▶ [Element data from apps and pages]
....

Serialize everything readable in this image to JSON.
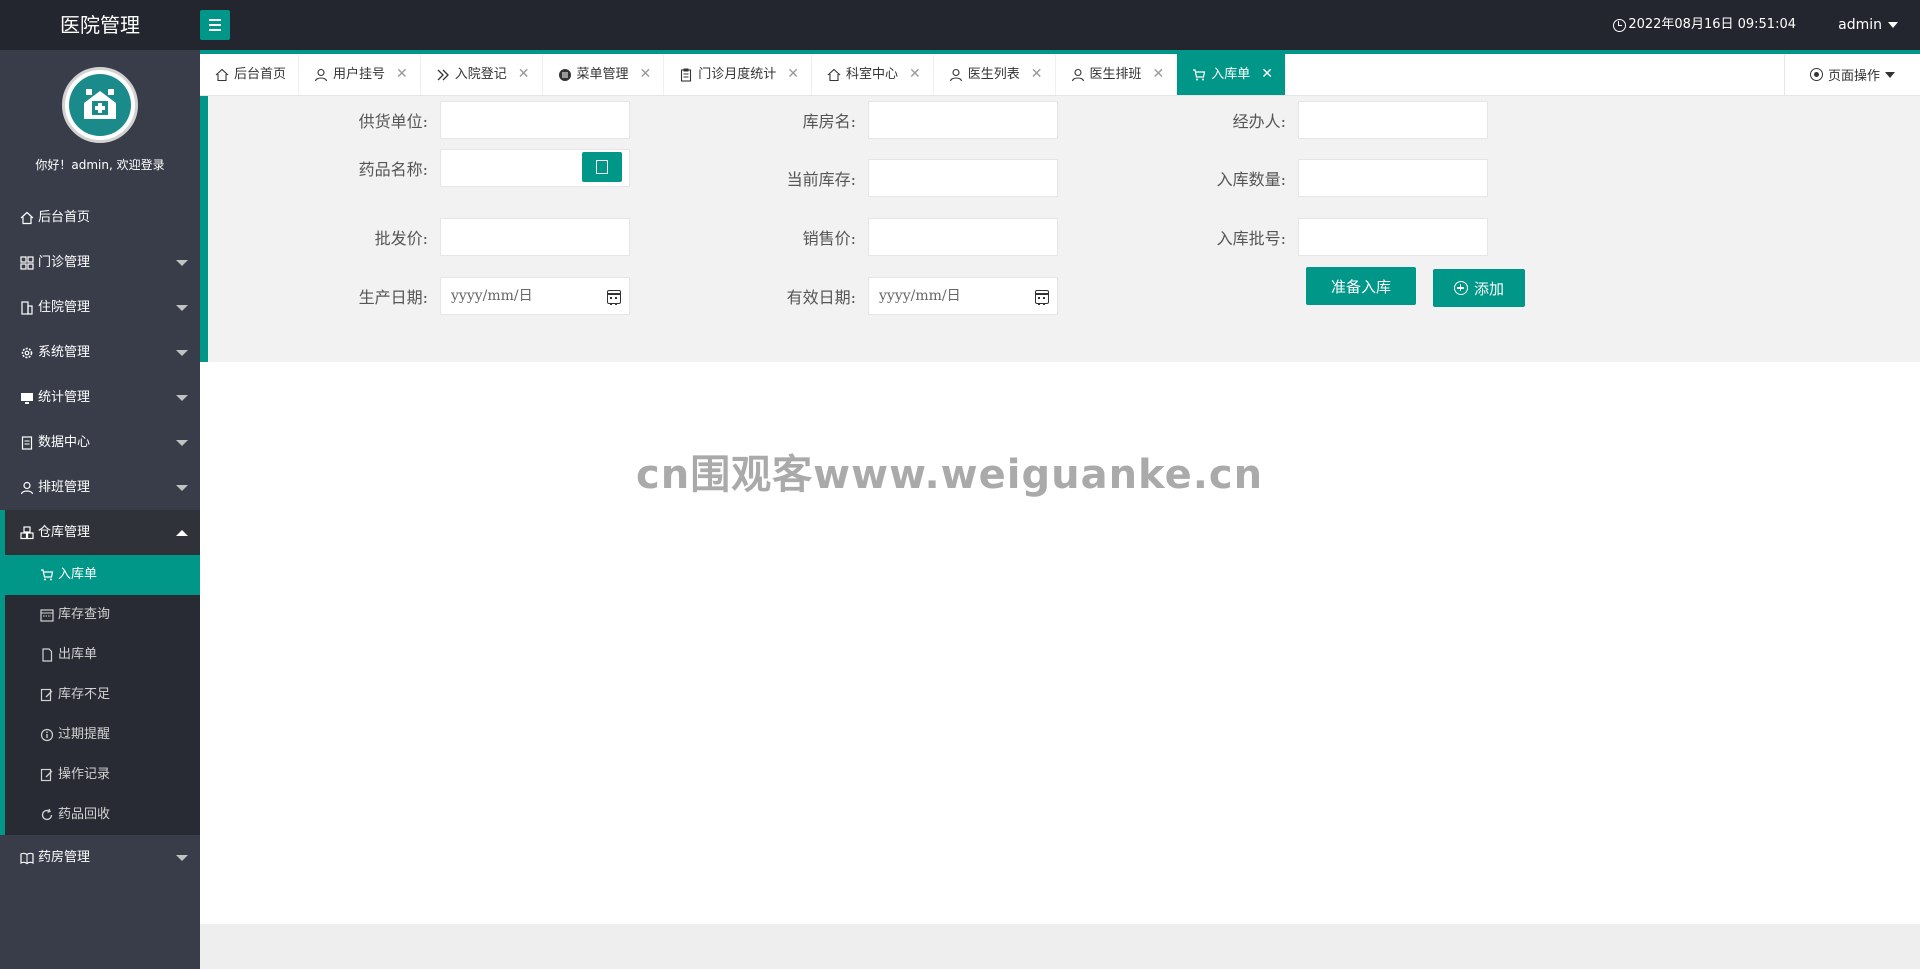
{
  "header": {
    "logo": "医院管理",
    "datetime": "2022年08月16日 09:51:04",
    "user": "admin"
  },
  "sidebar": {
    "welcome": "你好！admin, 欢迎登录",
    "items": [
      {
        "label": "后台首页",
        "icon": "home-icon"
      },
      {
        "label": "门诊管理",
        "icon": "grid-icon"
      },
      {
        "label": "住院管理",
        "icon": "building-icon"
      },
      {
        "label": "系统管理",
        "icon": "gear-icon"
      },
      {
        "label": "统计管理",
        "icon": "monitor-icon"
      },
      {
        "label": "数据中心",
        "icon": "document-icon"
      },
      {
        "label": "排班管理",
        "icon": "user-icon"
      },
      {
        "label": "仓库管理",
        "icon": "boxes-icon"
      }
    ],
    "sub_items": [
      {
        "label": "入库单",
        "icon": "cart-icon"
      },
      {
        "label": "库存查询",
        "icon": "calendar-icon"
      },
      {
        "label": "出库单",
        "icon": "file-icon"
      },
      {
        "label": "库存不足",
        "icon": "edit-icon"
      },
      {
        "label": "过期提醒",
        "icon": "info-icon"
      },
      {
        "label": "操作记录",
        "icon": "edit-icon"
      },
      {
        "label": "药品回收",
        "icon": "refresh-icon"
      }
    ],
    "last_item": {
      "label": "药房管理",
      "icon": "book-icon"
    }
  },
  "tabs": [
    {
      "label": "后台首页",
      "icon": "home-icon",
      "closable": false
    },
    {
      "label": "用户挂号",
      "icon": "user-icon",
      "closable": true
    },
    {
      "label": "入院登记",
      "icon": "double-chevron-icon",
      "closable": true
    },
    {
      "label": "菜单管理",
      "icon": "menu-circle-icon",
      "closable": true
    },
    {
      "label": "门诊月度统计",
      "icon": "clipboard-icon",
      "closable": true
    },
    {
      "label": "科室中心",
      "icon": "home-icon",
      "closable": true
    },
    {
      "label": "医生列表",
      "icon": "user-icon",
      "closable": true
    },
    {
      "label": "医生排班",
      "icon": "user-icon",
      "closable": true
    },
    {
      "label": "入库单",
      "icon": "cart-icon",
      "closable": true
    }
  ],
  "page_ops": "页面操作",
  "form": {
    "supplier_label": "供货单位:",
    "warehouse_label": "库房名:",
    "handler_label": "经办人:",
    "drug_name_label": "药品名称:",
    "current_stock_label": "当前库存:",
    "in_qty_label": "入库数量:",
    "wholesale_label": "批发价:",
    "sale_price_label": "销售价:",
    "batch_label": "入库批号:",
    "production_date_label": "生产日期:",
    "expiry_date_label": "有效日期:",
    "date_placeholder": "yyyy/mm/日",
    "prepare_button": "准备入库",
    "add_button": "添加"
  },
  "watermark": "cn围观客www.weiguanke.cn",
  "colors": {
    "accent": "#009688",
    "header_bg": "#23262e",
    "sidebar_bg": "#393d49"
  }
}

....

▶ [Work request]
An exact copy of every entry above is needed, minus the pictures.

▶ [Task output]
Serialize everything readable in this image to JSON.
{
  "header": {
    "logo": "医院管理",
    "datetime": "2022年08月16日 09:51:04",
    "user": "admin"
  },
  "sidebar": {
    "welcome": "你好！admin, 欢迎登录",
    "items": [
      {
        "label": "后台首页",
        "icon": "home-icon"
      },
      {
        "label": "门诊管理",
        "icon": "grid-icon"
      },
      {
        "label": "住院管理",
        "icon": "building-icon"
      },
      {
        "label": "系统管理",
        "icon": "gear-icon"
      },
      {
        "label": "统计管理",
        "icon": "monitor-icon"
      },
      {
        "label": "数据中心",
        "icon": "document-icon"
      },
      {
        "label": "排班管理",
        "icon": "user-icon"
      },
      {
        "label": "仓库管理",
        "icon": "boxes-icon"
      }
    ],
    "sub_items": [
      {
        "label": "入库单",
        "icon": "cart-icon"
      },
      {
        "label": "库存查询",
        "icon": "calendar-icon"
      },
      {
        "label": "出库单",
        "icon": "file-icon"
      },
      {
        "label": "库存不足",
        "icon": "edit-icon"
      },
      {
        "label": "过期提醒",
        "icon": "info-icon"
      },
      {
        "label": "操作记录",
        "icon": "edit-icon"
      },
      {
        "label": "药品回收",
        "icon": "refresh-icon"
      }
    ],
    "last_item": {
      "label": "药房管理",
      "icon": "book-icon"
    }
  },
  "tabs": [
    {
      "label": "后台首页",
      "icon": "home-icon",
      "closable": false
    },
    {
      "label": "用户挂号",
      "icon": "user-icon",
      "closable": true
    },
    {
      "label": "入院登记",
      "icon": "double-chevron-icon",
      "closable": true
    },
    {
      "label": "菜单管理",
      "icon": "menu-circle-icon",
      "closable": true
    },
    {
      "label": "门诊月度统计",
      "icon": "clipboard-icon",
      "closable": true
    },
    {
      "label": "科室中心",
      "icon": "home-icon",
      "closable": true
    },
    {
      "label": "医生列表",
      "icon": "user-icon",
      "closable": true
    },
    {
      "label": "医生排班",
      "icon": "user-icon",
      "closable": true
    },
    {
      "label": "入库单",
      "icon": "cart-icon",
      "closable": true
    }
  ],
  "page_ops": "页面操作",
  "form": {
    "supplier_label": "供货单位:",
    "warehouse_label": "库房名:",
    "handler_label": "经办人:",
    "drug_name_label": "药品名称:",
    "current_stock_label": "当前库存:",
    "in_qty_label": "入库数量:",
    "wholesale_label": "批发价:",
    "sale_price_label": "销售价:",
    "batch_label": "入库批号:",
    "production_date_label": "生产日期:",
    "expiry_date_label": "有效日期:",
    "date_placeholder": "yyyy/mm/日",
    "prepare_button": "准备入库",
    "add_button": "添加"
  },
  "watermark": "cn围观客www.weiguanke.cn",
  "colors": {
    "accent": "#009688",
    "header_bg": "#23262e",
    "sidebar_bg": "#393d49"
  }
}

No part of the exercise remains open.